file { "/path/to/filename":
    owner => "root",
    group => "wheel",
    mode  => 755
}

Now when we diff the changes, as we always do before committing them, we see that apparently two lines have changed. The line we made a real difference to and the line where the only amendment is the addition of a comma.

$ diff -u no-trailing  updated 
--- no-trailing 2010-12-29 16:36:32.000000000 +0000
+++ updated     2010-12-29 16:38:24.000000000 +0000
@@ -1,4 +1,5 @@
file { "/path/to/filename":
    owner => "root",
 -  group => "wheel"
 +  group => "wheel",
 +  mode  => 755
}

On the other hand, if we leave the trailing comma at the end of the line the diff becomes smaller and the actual change becomes more obvious

file { "/path/to/filename":
    owner => "root",
    group => "wheel",
}

$ diff -u trailing  updated 
--- trailing    2010-12-29 16:39:16.000000000 +0000
+++ updated     2010-12-29 16:39:22.000000000 +0000
@@ -1,4 +1,5 @@
file { "/path/to/filename":
    owner => "root",
    group => "wheel",
 +  mode  => 755,
}

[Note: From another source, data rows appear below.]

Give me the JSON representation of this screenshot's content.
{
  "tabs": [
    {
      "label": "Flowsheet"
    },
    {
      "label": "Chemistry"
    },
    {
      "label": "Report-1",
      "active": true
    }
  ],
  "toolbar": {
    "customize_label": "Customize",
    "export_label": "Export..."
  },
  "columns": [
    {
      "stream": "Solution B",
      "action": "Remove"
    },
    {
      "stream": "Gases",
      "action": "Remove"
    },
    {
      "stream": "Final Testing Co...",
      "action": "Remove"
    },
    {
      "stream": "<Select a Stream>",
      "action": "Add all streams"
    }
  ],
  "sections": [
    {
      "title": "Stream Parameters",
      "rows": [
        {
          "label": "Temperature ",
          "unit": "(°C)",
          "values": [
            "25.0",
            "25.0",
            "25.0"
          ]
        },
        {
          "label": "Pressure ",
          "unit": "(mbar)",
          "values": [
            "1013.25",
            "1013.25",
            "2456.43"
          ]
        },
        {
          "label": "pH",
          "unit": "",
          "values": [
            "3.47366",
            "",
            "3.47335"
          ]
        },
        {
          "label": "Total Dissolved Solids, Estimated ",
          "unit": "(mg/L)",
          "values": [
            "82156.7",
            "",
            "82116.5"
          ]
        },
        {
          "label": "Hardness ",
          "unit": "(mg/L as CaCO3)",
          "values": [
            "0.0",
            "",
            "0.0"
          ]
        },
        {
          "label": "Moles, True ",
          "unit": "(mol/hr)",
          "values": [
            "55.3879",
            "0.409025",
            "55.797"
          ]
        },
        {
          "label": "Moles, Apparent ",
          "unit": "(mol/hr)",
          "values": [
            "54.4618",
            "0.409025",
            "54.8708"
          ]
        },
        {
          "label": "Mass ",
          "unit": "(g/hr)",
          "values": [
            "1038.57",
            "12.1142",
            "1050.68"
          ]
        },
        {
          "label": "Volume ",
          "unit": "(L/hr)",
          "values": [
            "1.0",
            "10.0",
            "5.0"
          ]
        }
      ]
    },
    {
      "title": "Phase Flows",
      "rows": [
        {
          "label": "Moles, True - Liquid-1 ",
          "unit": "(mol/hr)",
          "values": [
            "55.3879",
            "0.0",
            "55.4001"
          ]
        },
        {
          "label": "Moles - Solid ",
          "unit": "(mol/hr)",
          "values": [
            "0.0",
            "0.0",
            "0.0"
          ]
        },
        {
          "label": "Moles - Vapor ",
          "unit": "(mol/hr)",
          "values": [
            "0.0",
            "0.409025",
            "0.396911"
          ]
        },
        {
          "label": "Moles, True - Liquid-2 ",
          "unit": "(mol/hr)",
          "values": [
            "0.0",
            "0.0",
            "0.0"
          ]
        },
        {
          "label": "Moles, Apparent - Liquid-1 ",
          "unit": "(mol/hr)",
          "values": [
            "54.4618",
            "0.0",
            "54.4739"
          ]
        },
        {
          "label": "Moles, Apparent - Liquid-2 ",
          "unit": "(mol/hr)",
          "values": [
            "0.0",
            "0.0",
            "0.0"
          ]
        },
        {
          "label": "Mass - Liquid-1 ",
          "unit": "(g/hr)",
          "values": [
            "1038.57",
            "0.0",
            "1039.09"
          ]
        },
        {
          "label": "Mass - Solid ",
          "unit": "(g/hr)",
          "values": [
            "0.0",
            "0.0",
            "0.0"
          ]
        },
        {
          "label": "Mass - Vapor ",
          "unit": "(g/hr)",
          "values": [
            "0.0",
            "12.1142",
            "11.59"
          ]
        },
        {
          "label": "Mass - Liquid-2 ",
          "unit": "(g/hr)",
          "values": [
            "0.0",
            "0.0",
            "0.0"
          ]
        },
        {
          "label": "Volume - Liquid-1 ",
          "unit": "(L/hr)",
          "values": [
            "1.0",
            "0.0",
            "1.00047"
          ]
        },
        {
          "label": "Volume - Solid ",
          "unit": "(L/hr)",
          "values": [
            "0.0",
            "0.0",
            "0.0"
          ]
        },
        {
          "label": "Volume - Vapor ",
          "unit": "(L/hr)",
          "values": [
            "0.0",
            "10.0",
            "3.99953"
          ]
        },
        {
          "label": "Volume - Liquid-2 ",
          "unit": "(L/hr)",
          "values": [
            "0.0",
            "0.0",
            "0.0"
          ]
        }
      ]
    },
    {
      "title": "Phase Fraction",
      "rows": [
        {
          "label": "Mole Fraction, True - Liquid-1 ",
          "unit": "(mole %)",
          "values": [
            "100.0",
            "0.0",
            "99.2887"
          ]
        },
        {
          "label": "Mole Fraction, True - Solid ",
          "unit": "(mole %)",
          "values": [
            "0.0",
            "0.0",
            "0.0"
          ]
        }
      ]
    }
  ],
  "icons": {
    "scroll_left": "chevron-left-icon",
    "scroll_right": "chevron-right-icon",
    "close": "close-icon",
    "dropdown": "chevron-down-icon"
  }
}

While this may not seem like a huge difference (pun intended) when you consider that you, and possibly others, will be re-reading these logs in the future, probably when somethings gone wrong, keeping changes and the resulting diffs as simple as possible is worth the little bit of additional effort